Finally, self-contained and self-reproducing bodies evolved, at first one-celled organisms. From these simple forms developed all plant and animal life. Homo Sapiens (humans), however, did not appear until sometime between 25 million and 1 million years ago, when there existed many forms intermediate between ape and human. By about 500,000 years ago an early species of human, the Heidelberg species, had appeared.
These people were in existence, in either Africa or Asia, at least 250,000 years ago and had reached Europe by about 150,000 years ago. This species was very similar to human beings today. Their brains were the same size as ours, though their bones were considerably heavier. In other words there was little biological evolution between that period and the modern day.
From roughly half-a-million years ago to about twelve thousand years ago, humankind was a food-gatherer, constituting a gathering economy, also termed paleolithic savagery. No class monopoly of the means of living existed then, and the period represented a good 98 per cent of human existence on the planet. Then, sometime between twenty and twelve thousand years ago human beings, most specifically in the Near East, actively and co-operatively increased their food supply by cultivating plants and breeding animals. This was a food-producing economy, also known as neolithic barbarism.

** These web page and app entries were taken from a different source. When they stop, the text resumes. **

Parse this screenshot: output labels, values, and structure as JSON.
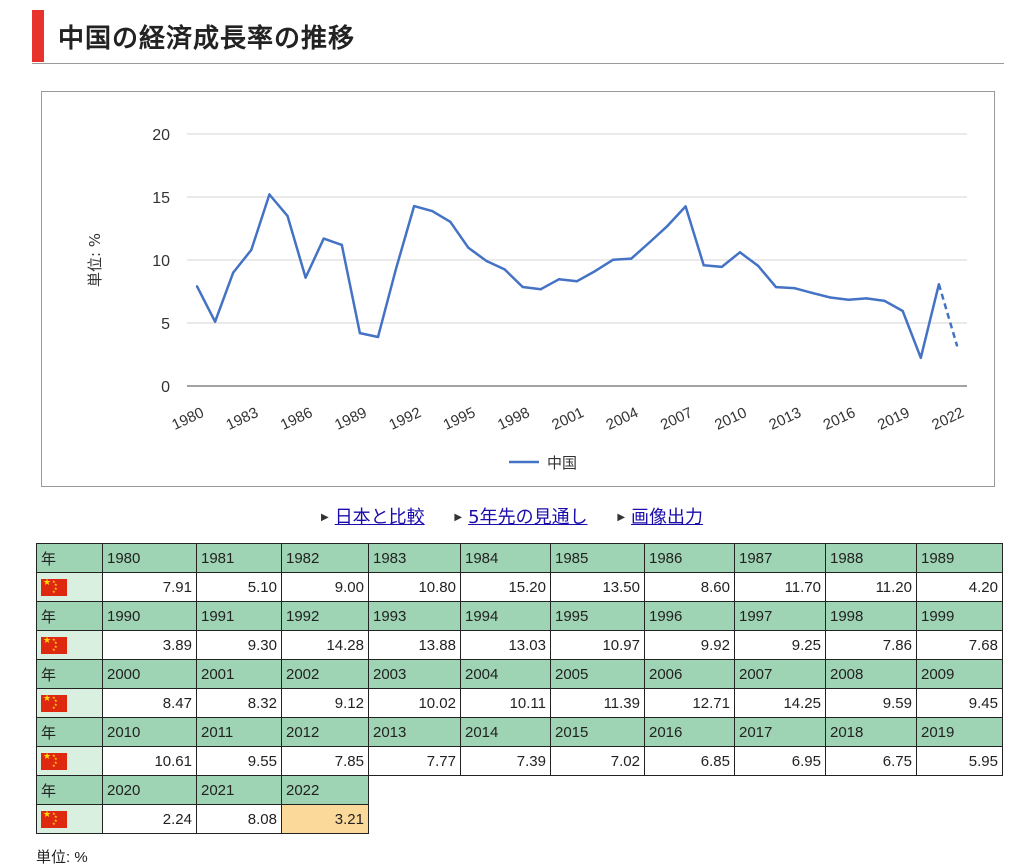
{
  "header": {
    "title": "中国の経済成長率の推移"
  },
  "chart_data": {
    "type": "line",
    "ylabel": "単位: %",
    "ylim": [
      0,
      20
    ],
    "yticks": [
      0,
      5,
      10,
      15,
      20
    ],
    "xticks": [
      "1980",
      "1983",
      "1986",
      "1989",
      "1992",
      "1995",
      "1998",
      "2001",
      "2004",
      "2007",
      "2010",
      "2013",
      "2016",
      "2019",
      "2022"
    ],
    "grid": true,
    "legend_position": "bottom",
    "series": [
      {
        "name": "中国",
        "color": "#4472c4",
        "forecast_from": 2021,
        "x": [
          1980,
          1981,
          1982,
          1983,
          1984,
          1985,
          1986,
          1987,
          1988,
          1989,
          1990,
          1991,
          1992,
          1993,
          1994,
          1995,
          1996,
          1997,
          1998,
          1999,
          2000,
          2001,
          2002,
          2003,
          2004,
          2005,
          2006,
          2007,
          2008,
          2009,
          2010,
          2011,
          2012,
          2013,
          2014,
          2015,
          2016,
          2017,
          2018,
          2019,
          2020,
          2021,
          2022
        ],
        "values": [
          7.91,
          5.1,
          9.0,
          10.8,
          15.2,
          13.5,
          8.6,
          11.7,
          11.2,
          4.2,
          3.89,
          9.3,
          14.28,
          13.88,
          13.03,
          10.97,
          9.92,
          9.25,
          7.86,
          7.68,
          8.47,
          8.32,
          9.12,
          10.02,
          10.11,
          11.39,
          12.71,
          14.25,
          9.59,
          9.45,
          10.61,
          9.55,
          7.85,
          7.77,
          7.39,
          7.02,
          6.85,
          6.95,
          6.75,
          5.95,
          2.24,
          8.08,
          3.21
        ]
      }
    ]
  },
  "links": [
    {
      "label": "日本と比較"
    },
    {
      "label": "5年先の見通し"
    },
    {
      "label": "画像出力"
    }
  ],
  "table": {
    "year_label": "年",
    "country_icon": "china-flag-icon",
    "flag_color": "#de2910",
    "forecast_color": "#fbd99a",
    "rows": [
      {
        "years": [
          "1980",
          "1981",
          "1982",
          "1983",
          "1984",
          "1985",
          "1986",
          "1987",
          "1988",
          "1989"
        ],
        "values": [
          "7.91",
          "5.10",
          "9.00",
          "10.80",
          "15.20",
          "13.50",
          "8.60",
          "11.70",
          "11.20",
          "4.20"
        ]
      },
      {
        "years": [
          "1990",
          "1991",
          "1992",
          "1993",
          "1994",
          "1995",
          "1996",
          "1997",
          "1998",
          "1999"
        ],
        "values": [
          "3.89",
          "9.30",
          "14.28",
          "13.88",
          "13.03",
          "10.97",
          "9.92",
          "9.25",
          "7.86",
          "7.68"
        ]
      },
      {
        "years": [
          "2000",
          "2001",
          "2002",
          "2003",
          "2004",
          "2005",
          "2006",
          "2007",
          "2008",
          "2009"
        ],
        "values": [
          "8.47",
          "8.32",
          "9.12",
          "10.02",
          "10.11",
          "11.39",
          "12.71",
          "14.25",
          "9.59",
          "9.45"
        ]
      },
      {
        "years": [
          "2010",
          "2011",
          "2012",
          "2013",
          "2014",
          "2015",
          "2016",
          "2017",
          "2018",
          "2019"
        ],
        "values": [
          "10.61",
          "9.55",
          "7.85",
          "7.77",
          "7.39",
          "7.02",
          "6.85",
          "6.95",
          "6.75",
          "5.95"
        ]
      },
      {
        "years": [
          "2020",
          "2021",
          "2022"
        ],
        "values": [
          "2.24",
          "8.08",
          "3.21"
        ]
      }
    ]
  },
  "footer": {
    "unit_note": "単位: %"
  }
}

Then—about 8,000 years ago—came an economic revolution, particularly in the alluvial valleys of the Nile, the Tigris-Euphrates, and the Indus. Farmers produced a surplus, which supported an urban population of craftsmen, merchants, priests, officials and clerks. Class society was born. The next two thousand years saw the Bronze Age, so called because copper and bronze were the only metals used for tools and weapons. The social surplus, primarily created from subsistence agriculture, was concentrated in the hands of priests and officials.
Then followed the Early Iron Age which, thanks to a cheap method of producing wrought iron, popularised metal equipment at a time when the alphabet popularised writing, previously reserved to a few privileged clerks. Financial transactions w’ere aided by the circulation of coined money (about 800 BC). The social surplus, now derived from specialised farming, mainly supported a class of merchants, financiers and capitalist farmers. The next major economic revolution in history was feudalism, which tied to the soil the previously-nomadic cultivator, now a peasant, yet liberated the latter from chattel slavery. The guild system secured to the artisan, as well as to the merchant, not only freedom but economic status. Agriculture became more intensive and saw the arrival of water power; a population boom resulted. With the discovery of the New World and of seaways to India and the Far East, Atlantic Europe had opened a world market. Capitalism developed, sucking the peasantry from the rural economy into the industrialising cities, turning the wealth-producers into the wage-workers we are today.
From the time the Galaxy was formed to the emergence of life, to the appearance of intelligent life in the form of human beings, change was continuous. Our species crept out of their caves to challenge the threatening world and in a flash came to fly through the clouds in machines, communicate across the world in an instant, and travel to the Moon. Yet as long as we are bound as a majority to slave for a minority’s capital, we shall never realise our potential. We can have a decent, healthy, comfortable world, yet our very social organisation creates endless miseries and poverty and—final worry—a weapon that can destroy the planet.